Engaging Youth as Advocates

When it comes to improving access to higher education, youth voices matter; but too often young people are not consulted on the issues that impact them most. How can youth organizations and the young people they serve work together as advocates for policy reform?

This question was at the heart of a recent grant competition offered by the National College Attainment Network (NCAN) to its member organizations. Among those to receive support was the Woodward Hines Education Foundation (WHEF).

“The grant has allowed us to engage more deeply in state and federal policy advocacy, while looking for ways to empower student voices in Mississippi,” says WHEF Assistant Director and Project Manager Kierstan Dufour.

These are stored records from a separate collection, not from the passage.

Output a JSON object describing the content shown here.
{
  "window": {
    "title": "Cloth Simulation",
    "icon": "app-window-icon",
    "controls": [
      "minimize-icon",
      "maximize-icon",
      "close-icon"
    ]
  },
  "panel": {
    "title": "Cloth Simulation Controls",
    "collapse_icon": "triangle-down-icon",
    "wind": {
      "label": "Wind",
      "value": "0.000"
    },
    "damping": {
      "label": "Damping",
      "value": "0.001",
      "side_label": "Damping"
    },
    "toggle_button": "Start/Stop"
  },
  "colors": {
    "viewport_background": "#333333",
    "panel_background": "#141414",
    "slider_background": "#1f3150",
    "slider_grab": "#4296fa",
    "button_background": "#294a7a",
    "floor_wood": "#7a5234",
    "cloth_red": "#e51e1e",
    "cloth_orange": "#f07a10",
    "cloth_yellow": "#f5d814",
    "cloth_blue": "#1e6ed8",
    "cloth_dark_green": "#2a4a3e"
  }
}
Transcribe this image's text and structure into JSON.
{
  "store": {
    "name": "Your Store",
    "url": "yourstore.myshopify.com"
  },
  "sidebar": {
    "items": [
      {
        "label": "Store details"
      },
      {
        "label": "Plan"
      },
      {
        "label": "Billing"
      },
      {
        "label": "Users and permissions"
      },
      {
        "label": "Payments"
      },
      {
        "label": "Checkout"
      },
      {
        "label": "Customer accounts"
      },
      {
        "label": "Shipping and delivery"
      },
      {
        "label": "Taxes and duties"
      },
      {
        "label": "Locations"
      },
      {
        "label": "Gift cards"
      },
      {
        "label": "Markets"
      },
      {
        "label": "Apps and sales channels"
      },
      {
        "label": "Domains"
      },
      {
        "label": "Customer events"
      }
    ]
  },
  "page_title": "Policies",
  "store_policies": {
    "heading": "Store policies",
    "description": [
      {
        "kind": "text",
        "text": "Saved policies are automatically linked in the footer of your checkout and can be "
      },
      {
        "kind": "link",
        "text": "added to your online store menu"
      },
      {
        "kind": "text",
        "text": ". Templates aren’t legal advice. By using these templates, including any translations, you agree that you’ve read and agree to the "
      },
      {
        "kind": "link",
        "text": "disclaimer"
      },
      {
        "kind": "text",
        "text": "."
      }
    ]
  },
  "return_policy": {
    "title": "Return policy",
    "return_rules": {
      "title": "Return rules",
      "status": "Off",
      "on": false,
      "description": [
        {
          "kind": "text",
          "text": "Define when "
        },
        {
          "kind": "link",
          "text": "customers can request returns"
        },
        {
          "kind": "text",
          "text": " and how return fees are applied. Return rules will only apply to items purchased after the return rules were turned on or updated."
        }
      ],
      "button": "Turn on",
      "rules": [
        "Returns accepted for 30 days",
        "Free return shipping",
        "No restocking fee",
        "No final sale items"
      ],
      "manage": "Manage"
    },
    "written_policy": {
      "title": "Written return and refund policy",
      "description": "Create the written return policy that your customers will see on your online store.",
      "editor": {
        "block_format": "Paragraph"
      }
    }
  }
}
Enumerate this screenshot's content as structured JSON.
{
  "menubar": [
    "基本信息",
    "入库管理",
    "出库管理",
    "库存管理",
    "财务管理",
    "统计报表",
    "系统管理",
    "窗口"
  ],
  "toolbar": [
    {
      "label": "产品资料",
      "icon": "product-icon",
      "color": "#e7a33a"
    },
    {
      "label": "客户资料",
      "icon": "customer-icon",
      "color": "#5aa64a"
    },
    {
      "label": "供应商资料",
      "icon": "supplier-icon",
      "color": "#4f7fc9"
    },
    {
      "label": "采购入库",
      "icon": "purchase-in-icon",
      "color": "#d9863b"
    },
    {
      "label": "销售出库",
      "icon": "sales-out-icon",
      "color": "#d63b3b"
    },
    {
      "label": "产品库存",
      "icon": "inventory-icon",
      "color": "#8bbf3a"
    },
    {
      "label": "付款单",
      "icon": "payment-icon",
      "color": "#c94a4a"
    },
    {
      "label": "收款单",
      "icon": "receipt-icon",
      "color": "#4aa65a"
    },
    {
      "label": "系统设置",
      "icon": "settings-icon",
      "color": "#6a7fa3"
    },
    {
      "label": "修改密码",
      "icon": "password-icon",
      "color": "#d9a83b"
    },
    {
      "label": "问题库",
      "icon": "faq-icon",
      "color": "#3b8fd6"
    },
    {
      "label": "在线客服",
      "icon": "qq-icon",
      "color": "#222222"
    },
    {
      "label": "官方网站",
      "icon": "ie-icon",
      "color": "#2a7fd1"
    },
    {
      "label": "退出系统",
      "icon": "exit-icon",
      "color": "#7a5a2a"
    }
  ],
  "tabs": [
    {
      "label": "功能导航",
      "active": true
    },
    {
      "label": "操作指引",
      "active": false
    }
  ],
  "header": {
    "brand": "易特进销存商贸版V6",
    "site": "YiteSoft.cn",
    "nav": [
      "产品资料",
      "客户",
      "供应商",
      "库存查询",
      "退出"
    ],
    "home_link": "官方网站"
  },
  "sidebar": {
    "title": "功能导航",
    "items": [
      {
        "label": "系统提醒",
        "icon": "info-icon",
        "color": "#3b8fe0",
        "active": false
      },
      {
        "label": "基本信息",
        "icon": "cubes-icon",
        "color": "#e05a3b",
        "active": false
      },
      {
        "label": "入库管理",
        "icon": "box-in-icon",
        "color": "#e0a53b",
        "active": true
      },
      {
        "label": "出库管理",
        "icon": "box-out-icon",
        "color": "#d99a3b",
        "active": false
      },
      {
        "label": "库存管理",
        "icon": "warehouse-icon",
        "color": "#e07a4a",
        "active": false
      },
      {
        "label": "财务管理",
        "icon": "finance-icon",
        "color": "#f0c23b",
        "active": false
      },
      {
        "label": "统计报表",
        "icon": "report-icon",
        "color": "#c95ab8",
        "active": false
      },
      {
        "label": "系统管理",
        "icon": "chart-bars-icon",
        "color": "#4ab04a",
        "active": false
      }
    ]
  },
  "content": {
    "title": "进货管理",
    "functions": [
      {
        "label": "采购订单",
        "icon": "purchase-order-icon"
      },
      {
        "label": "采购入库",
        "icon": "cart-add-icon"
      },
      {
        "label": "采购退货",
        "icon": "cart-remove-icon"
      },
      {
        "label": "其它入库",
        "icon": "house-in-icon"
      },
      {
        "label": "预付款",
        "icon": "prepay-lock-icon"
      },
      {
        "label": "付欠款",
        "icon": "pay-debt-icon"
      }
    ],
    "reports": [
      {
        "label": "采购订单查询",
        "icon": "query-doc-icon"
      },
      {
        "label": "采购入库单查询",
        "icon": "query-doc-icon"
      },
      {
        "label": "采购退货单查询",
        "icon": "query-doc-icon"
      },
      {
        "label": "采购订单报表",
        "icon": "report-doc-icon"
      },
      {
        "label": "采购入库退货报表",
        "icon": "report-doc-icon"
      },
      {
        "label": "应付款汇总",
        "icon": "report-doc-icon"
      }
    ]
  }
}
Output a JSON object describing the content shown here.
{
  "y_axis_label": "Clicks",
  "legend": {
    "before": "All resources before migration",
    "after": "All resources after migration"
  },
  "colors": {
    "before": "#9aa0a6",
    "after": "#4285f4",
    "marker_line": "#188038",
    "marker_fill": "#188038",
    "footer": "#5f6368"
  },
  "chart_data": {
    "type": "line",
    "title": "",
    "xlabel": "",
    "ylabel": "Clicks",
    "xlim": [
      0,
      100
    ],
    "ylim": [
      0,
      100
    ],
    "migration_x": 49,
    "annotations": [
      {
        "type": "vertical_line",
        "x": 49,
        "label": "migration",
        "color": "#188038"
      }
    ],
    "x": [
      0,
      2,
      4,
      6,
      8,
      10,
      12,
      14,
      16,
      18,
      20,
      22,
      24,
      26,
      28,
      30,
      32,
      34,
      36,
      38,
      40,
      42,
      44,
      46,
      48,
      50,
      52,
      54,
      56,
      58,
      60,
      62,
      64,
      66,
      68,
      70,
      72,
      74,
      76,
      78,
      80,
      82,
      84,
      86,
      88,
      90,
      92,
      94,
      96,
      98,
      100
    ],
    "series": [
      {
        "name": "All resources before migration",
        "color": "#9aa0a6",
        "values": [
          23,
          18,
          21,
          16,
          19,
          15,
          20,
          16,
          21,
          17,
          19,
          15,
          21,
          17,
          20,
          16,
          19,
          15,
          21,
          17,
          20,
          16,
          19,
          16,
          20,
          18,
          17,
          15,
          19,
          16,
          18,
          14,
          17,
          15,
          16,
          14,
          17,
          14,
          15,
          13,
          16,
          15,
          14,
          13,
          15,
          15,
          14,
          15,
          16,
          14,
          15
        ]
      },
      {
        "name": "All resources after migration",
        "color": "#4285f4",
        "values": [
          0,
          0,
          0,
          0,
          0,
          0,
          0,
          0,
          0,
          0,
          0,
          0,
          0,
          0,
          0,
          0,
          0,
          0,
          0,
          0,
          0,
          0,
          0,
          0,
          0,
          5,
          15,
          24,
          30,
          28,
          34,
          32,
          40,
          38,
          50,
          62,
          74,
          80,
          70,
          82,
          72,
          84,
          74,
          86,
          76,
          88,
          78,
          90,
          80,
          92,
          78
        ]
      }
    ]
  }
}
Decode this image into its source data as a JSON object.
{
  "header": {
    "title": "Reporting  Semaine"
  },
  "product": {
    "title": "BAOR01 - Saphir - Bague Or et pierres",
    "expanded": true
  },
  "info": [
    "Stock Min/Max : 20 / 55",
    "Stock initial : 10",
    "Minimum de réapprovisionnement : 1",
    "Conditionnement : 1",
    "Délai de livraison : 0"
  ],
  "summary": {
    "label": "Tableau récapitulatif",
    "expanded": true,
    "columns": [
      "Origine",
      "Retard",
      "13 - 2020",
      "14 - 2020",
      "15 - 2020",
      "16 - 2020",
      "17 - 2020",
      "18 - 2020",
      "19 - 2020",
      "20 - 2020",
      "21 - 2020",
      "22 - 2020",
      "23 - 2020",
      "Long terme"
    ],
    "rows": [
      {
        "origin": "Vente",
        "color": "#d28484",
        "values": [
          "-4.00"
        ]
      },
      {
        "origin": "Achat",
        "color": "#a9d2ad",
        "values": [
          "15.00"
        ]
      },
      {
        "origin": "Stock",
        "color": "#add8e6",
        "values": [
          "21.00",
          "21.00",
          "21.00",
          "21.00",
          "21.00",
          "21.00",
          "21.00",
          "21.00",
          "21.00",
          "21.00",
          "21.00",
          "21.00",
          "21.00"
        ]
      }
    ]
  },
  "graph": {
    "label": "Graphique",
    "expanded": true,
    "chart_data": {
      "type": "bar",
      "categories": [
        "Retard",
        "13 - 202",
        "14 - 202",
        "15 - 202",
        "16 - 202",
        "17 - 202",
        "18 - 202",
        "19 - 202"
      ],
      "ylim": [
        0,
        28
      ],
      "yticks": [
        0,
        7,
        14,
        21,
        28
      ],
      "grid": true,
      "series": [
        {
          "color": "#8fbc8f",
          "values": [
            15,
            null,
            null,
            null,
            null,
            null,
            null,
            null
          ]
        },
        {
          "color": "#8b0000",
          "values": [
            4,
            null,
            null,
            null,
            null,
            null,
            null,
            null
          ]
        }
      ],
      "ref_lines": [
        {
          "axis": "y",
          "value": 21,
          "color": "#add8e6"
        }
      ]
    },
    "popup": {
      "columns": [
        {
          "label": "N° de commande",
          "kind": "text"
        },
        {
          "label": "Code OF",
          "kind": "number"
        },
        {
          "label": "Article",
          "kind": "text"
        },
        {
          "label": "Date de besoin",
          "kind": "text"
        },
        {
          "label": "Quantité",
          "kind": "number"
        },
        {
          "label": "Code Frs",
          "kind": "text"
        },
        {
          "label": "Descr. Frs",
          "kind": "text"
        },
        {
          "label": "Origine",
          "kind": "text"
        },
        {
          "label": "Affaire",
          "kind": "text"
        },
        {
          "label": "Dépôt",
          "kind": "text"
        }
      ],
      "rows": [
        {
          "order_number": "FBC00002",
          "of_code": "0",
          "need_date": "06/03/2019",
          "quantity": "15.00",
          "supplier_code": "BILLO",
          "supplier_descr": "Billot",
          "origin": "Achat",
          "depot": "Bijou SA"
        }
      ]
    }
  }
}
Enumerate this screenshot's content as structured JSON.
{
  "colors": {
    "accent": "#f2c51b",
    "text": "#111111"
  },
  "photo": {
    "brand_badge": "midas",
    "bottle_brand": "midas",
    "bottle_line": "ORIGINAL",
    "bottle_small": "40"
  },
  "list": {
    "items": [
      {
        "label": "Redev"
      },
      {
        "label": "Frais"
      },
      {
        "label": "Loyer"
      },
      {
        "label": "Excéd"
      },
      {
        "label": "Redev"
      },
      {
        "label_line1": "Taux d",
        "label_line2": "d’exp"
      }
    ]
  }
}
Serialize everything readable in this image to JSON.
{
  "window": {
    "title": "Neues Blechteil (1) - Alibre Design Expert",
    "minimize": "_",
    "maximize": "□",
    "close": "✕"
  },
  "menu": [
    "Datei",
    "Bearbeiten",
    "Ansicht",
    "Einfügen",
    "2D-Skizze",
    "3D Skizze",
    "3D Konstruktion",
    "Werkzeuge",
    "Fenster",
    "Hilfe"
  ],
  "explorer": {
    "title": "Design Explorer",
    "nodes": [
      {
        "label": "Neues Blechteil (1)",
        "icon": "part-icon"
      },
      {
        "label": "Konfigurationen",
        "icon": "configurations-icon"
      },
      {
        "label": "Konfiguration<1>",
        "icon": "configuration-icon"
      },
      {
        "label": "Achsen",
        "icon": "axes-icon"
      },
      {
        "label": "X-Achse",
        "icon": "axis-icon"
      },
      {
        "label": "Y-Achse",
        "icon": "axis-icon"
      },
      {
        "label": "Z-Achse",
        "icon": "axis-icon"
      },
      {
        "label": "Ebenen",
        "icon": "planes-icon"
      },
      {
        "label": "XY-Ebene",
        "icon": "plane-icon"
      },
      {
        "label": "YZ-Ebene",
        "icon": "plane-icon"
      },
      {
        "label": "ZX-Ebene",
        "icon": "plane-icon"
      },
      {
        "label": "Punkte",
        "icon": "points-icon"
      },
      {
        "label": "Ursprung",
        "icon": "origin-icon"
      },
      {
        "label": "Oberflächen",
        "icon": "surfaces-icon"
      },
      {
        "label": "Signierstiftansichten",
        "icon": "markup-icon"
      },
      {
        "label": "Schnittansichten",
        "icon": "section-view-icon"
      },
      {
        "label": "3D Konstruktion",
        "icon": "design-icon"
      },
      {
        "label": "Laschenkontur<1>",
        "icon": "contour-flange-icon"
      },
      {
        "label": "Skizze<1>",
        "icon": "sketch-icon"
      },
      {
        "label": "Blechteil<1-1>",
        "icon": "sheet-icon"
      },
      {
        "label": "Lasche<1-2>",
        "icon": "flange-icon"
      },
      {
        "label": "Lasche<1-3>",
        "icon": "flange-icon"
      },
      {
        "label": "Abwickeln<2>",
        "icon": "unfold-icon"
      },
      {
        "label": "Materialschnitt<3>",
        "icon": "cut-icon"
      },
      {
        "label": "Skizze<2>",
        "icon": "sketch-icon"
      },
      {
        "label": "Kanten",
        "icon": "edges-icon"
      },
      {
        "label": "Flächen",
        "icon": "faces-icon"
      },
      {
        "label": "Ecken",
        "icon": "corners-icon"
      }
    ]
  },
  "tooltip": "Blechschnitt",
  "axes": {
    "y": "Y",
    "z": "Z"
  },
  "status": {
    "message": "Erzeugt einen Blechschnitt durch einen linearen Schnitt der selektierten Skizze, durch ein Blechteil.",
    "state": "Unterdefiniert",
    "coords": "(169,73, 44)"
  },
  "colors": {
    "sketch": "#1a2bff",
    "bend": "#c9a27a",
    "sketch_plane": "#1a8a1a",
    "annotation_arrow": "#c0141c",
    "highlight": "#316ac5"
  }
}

A key component of the grant was engaging a youth Fellow to advance WHEF and NCAN’s goal of closing equity gaps in higher education. That honor went to Vonkerius (Von) Jackson, a junior at University of Mississippi. A political science major, Von had experience leading campaigns at his high school in Indianola in the Mississippi Delta. He was also well-aware of the barriers that students with limited financial means need to overcome in accessing higher education in Mississippi, which costs an average of $22,000 annually at a public four-year institution.

In March, Von and two WHEF staff traveled to Washington, DC to attend an NCAN advocacy training and learn about its policy priorities. High on the list was streamlining and simplifying the process students go through in applying for federal student aid through FAFSA (Free Application for Federal Student Aid), and increasing support for Federal Pell Grants, made available for students with financial need.

The NCAN training taught the WHEF team how to tailor their message to get through to busy decision-makers. They then made their case to Mississippi legislators on Capitol Hill. For his part, Von shared his journey as a successful student from an underserved community, who had benefited directly from state and federal aid, such as the Pell Grant program.

“It was an eye-opening experience,” says Von, who developed a special rapport with staff at Congressman Bennie Thompson’s office, representing his home district. “It felt like more of a conversation than a meeting,” he says. “We talked about how to get people excited to participate in policy reform.”

When the trio returned home, the COVID pandemic prohibited face-to-face meetings so Von continued his outreach virtually, with support from the WHEF team. He met with diverse stakeholders, including lobbyists, government affairs spokespeople, the Director of the Mississippi Office of Student Financial Aid, and staff at Institutions for Higher Learning. He took care to research in advance the role and agenda of those he was meeting with. “We wanted him to understand how to change your messaging depending on who you’re talking to,” says Dufour. At the same time, there’s nothing like sharing an authentic story based on personal experience, she adds.

With the NCAN grant now nearing completion, WHEF is exploring what a broader youth engagement strategy might look like. As for Von, he’s writing a series of blog posts on his financial aid journey and could see returning to Capitol Hill in a professional capacity someday to “work for a representative I could be proud of,” he says. 

Posted by Courtney Lange at 16:19